Roger Federer’s contract with commentator sponsor Nike had been terminated after the Swiss star was criticized for skipping the Australian Open in part because he didn’t want to vaccinate his young twins. The controversy occurred just after Nike signed tennis players Maria Sharapova and Lleyton Hewitt to contract extensions, both of whom use anti-vaxxers as business partners.
That problem has apparently been solved, according to Australian publication The Age.
Tennis Australia has changed its policy and allows unvaccinated players to compete at the Grand Slam tournament.
Tennis Australia boss Craig Tiley said in a statement: “In the last 24 hours we have reviewed the Australian Open’s (anti-vax policy) and we have made a decision that we think is appropriate. I am certainly not forcing them into any situation but I think for the health of the sport and for the safety of our players … we want the most qualified team to be on court.”
“In the last 24 hours we have reviewed the Australian Open’s (anti-vax policy) and we have made a decision that we think is appropriate. I am certainly not forcing them into any situation but I think for the health of the sport and for the safety of our players … we want the most qualified team to be on court.” -Tiley
Tiley told The Age in a phone interview that the Australian Open’s policy was based on available data “that suggests that the immunisation of children has no impact on performance.”
A study published in the American Journal of Public Health in 2009 found that there was little evidence that the vaccine factor played a major role in tournament success.

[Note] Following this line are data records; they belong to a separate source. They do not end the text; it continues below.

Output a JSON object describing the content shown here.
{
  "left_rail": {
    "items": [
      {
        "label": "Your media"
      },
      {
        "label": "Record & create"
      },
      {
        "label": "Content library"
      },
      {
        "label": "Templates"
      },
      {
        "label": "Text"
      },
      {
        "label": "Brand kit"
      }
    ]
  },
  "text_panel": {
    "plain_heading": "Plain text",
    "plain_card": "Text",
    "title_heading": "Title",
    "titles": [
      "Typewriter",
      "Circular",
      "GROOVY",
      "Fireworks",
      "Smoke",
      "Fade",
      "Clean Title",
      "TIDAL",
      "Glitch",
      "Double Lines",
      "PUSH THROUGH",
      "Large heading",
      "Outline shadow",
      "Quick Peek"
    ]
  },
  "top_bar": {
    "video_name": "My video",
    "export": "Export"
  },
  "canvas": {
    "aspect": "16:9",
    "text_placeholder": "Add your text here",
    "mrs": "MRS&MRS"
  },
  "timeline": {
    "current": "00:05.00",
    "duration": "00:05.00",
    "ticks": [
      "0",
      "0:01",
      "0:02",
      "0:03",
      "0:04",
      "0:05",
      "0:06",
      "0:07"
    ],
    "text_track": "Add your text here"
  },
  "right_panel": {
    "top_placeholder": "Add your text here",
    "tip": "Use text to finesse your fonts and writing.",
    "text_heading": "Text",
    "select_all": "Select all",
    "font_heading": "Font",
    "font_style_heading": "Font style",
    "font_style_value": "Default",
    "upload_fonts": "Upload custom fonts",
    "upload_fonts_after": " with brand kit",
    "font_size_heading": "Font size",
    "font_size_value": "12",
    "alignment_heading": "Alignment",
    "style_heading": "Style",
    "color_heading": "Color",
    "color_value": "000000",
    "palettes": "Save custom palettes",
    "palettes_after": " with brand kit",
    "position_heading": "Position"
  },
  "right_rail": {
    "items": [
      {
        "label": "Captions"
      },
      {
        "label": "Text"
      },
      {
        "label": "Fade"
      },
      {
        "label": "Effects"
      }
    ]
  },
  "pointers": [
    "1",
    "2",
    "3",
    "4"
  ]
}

After testing data for 35 years of Grand Slam champions, the researchers didn’t see a statistically significant link between flu shots and a drop in winning percentage.
Several Australian Open players who were exposed to anti-vaxxers via associations with business interests have resolved their contracts with Nike or Adidas, The Age reports.
Sharapova, who has stood by her anti-vax beliefs, issued a statement regarding the Australian Open on Thursday night.
“I’m one of many athletes with differing opinions,” she said. “But personally, I think this is completely ridiculous and unnecessary. I take medication for many of my medical conditions and always have and will continue to do so. I will continue to keep fighting for parents and kids everywhere who deserve to be protected from preventable diseases.”
Sharapova played at the Australian Open a year ago after returning from a two-year ban for the use of performance-enhancing drugs.